------ DATA SHOWN

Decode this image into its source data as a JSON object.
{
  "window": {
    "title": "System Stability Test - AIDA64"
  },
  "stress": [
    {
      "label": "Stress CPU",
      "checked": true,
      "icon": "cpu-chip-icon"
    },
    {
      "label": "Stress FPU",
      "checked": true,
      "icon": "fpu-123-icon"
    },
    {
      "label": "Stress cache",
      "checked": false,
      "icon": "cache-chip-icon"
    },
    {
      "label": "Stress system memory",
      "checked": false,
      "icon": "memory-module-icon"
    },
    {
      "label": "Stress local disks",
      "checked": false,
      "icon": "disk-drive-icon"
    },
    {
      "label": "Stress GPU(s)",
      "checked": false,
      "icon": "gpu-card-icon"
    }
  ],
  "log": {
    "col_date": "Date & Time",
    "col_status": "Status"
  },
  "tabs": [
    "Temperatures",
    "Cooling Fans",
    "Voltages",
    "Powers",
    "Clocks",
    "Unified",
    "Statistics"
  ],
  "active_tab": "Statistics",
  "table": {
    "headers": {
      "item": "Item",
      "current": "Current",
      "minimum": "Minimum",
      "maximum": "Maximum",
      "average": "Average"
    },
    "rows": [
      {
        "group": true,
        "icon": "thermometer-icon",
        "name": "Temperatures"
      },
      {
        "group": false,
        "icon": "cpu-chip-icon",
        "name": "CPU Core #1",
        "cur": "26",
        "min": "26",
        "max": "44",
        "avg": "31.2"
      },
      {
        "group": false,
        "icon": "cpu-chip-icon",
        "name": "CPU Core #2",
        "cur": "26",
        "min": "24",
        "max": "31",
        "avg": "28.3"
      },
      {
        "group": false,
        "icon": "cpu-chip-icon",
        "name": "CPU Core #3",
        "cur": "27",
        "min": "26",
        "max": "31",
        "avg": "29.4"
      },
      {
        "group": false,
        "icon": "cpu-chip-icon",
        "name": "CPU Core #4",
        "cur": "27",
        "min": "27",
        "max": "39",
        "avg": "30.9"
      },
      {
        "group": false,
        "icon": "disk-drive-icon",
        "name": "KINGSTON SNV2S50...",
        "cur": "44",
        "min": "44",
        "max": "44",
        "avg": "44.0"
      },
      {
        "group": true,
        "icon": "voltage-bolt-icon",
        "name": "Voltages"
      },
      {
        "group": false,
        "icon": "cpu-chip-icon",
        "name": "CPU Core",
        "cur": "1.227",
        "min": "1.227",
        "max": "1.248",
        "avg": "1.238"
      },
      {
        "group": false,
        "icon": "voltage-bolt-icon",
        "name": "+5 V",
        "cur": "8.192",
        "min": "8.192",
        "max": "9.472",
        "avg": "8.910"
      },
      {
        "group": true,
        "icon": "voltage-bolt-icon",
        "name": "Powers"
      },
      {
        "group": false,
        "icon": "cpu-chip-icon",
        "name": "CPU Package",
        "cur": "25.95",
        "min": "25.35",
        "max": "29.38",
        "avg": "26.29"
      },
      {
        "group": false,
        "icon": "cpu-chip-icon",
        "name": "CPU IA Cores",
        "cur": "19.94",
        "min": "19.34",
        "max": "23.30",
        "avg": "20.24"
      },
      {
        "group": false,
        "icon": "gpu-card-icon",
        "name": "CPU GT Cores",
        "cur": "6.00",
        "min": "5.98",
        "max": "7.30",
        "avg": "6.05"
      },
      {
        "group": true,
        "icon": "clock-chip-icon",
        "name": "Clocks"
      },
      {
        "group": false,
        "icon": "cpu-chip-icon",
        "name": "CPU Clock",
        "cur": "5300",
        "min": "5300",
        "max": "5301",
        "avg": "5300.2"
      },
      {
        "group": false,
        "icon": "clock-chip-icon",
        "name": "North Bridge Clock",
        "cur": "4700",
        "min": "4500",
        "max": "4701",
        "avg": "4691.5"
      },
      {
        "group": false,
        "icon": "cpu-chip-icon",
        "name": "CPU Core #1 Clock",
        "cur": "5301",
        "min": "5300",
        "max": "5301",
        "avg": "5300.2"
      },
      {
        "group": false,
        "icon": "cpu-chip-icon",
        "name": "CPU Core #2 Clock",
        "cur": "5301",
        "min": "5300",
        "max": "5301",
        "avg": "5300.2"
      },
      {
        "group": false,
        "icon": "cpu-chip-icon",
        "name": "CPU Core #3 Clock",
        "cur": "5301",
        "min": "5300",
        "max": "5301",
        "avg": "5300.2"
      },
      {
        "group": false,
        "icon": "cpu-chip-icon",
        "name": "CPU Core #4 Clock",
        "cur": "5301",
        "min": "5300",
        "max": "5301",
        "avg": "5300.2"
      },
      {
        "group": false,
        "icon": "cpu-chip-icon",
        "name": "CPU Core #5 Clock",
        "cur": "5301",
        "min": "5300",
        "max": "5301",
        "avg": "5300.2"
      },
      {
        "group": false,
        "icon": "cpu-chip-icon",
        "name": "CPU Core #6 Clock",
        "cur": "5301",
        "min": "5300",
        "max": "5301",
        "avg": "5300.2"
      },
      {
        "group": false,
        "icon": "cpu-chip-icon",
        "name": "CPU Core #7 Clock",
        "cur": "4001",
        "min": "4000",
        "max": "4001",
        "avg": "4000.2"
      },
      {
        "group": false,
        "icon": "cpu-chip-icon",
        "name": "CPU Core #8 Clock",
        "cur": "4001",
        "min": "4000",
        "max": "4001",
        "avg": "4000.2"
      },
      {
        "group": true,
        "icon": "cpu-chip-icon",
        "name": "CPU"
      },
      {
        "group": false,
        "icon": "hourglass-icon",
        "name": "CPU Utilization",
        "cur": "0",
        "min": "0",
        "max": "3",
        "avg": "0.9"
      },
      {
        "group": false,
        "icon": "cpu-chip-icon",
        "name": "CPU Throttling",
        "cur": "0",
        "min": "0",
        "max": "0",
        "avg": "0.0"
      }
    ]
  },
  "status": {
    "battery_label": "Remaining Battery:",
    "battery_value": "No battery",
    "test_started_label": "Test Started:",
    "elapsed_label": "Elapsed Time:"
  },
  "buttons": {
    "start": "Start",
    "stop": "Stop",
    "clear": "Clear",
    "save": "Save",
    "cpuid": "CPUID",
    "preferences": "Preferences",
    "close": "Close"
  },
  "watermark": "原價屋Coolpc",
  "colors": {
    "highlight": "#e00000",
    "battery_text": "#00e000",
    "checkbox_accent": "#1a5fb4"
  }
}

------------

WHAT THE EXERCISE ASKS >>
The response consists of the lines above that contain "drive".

RESPONSE TO THE EXERCISE >>
      "icon": "disk-drive-icon"
        "icon": "disk-drive-icon",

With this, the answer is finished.